** Task data **
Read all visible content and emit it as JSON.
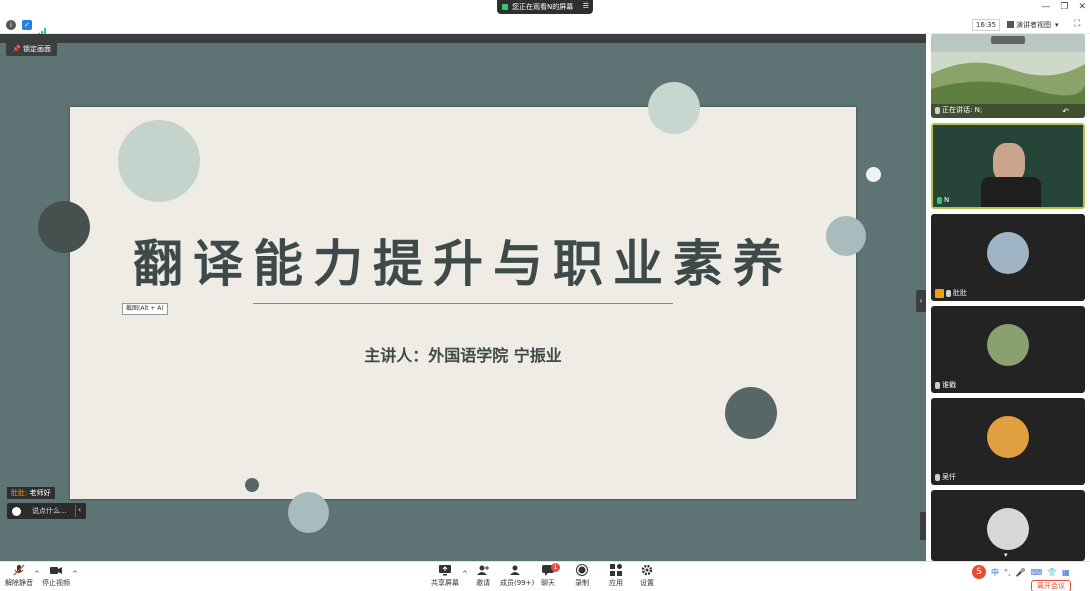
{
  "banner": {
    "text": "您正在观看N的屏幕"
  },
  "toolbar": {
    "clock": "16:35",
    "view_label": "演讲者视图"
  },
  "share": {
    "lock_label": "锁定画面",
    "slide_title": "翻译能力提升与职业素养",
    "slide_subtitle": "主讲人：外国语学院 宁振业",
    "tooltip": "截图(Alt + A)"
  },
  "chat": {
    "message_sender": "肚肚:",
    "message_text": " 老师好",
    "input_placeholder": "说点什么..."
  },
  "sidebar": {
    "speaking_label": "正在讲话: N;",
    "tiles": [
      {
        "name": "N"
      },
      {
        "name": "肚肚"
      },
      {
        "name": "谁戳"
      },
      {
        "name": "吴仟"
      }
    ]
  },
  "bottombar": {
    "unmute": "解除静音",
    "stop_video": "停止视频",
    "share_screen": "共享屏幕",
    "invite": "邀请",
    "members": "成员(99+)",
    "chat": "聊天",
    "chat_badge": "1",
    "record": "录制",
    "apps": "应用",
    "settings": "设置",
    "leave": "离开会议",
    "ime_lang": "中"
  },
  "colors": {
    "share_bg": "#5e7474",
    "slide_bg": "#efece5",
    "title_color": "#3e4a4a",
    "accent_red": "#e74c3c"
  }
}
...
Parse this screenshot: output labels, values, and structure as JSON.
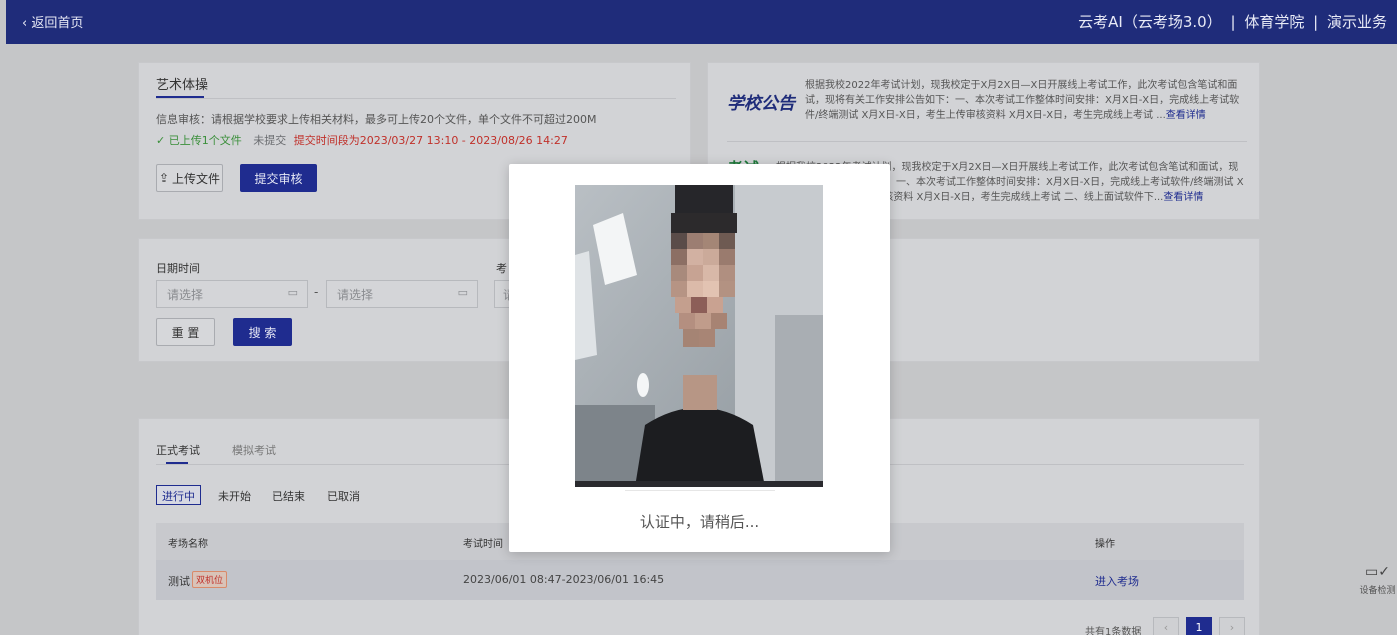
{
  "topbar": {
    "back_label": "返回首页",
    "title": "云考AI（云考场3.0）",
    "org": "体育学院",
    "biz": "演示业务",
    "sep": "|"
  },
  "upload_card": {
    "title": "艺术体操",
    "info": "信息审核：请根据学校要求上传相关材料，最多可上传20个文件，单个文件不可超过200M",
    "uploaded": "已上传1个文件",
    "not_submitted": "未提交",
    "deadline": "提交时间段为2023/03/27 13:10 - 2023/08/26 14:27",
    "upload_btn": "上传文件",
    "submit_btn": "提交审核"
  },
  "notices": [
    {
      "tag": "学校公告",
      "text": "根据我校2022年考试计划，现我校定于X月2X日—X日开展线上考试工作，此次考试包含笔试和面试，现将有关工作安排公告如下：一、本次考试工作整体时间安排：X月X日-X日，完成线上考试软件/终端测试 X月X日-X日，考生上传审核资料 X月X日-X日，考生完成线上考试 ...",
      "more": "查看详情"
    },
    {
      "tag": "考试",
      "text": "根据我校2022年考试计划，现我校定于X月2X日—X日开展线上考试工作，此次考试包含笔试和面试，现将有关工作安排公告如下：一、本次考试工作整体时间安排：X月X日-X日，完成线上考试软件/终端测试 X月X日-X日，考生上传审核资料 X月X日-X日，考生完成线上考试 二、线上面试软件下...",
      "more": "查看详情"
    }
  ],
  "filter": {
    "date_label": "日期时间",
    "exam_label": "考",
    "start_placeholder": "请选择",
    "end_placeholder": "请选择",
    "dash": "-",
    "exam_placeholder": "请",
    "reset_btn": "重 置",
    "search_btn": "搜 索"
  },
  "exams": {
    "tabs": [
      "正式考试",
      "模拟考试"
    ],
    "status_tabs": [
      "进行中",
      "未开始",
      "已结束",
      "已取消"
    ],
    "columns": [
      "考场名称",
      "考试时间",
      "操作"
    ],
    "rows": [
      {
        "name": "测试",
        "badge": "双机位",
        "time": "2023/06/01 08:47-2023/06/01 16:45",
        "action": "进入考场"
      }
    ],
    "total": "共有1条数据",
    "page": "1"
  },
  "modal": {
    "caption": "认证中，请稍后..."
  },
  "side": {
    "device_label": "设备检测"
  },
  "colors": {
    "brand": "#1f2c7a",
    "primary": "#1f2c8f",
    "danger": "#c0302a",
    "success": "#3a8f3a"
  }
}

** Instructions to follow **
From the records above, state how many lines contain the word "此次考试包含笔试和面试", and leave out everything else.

** Answer box **
2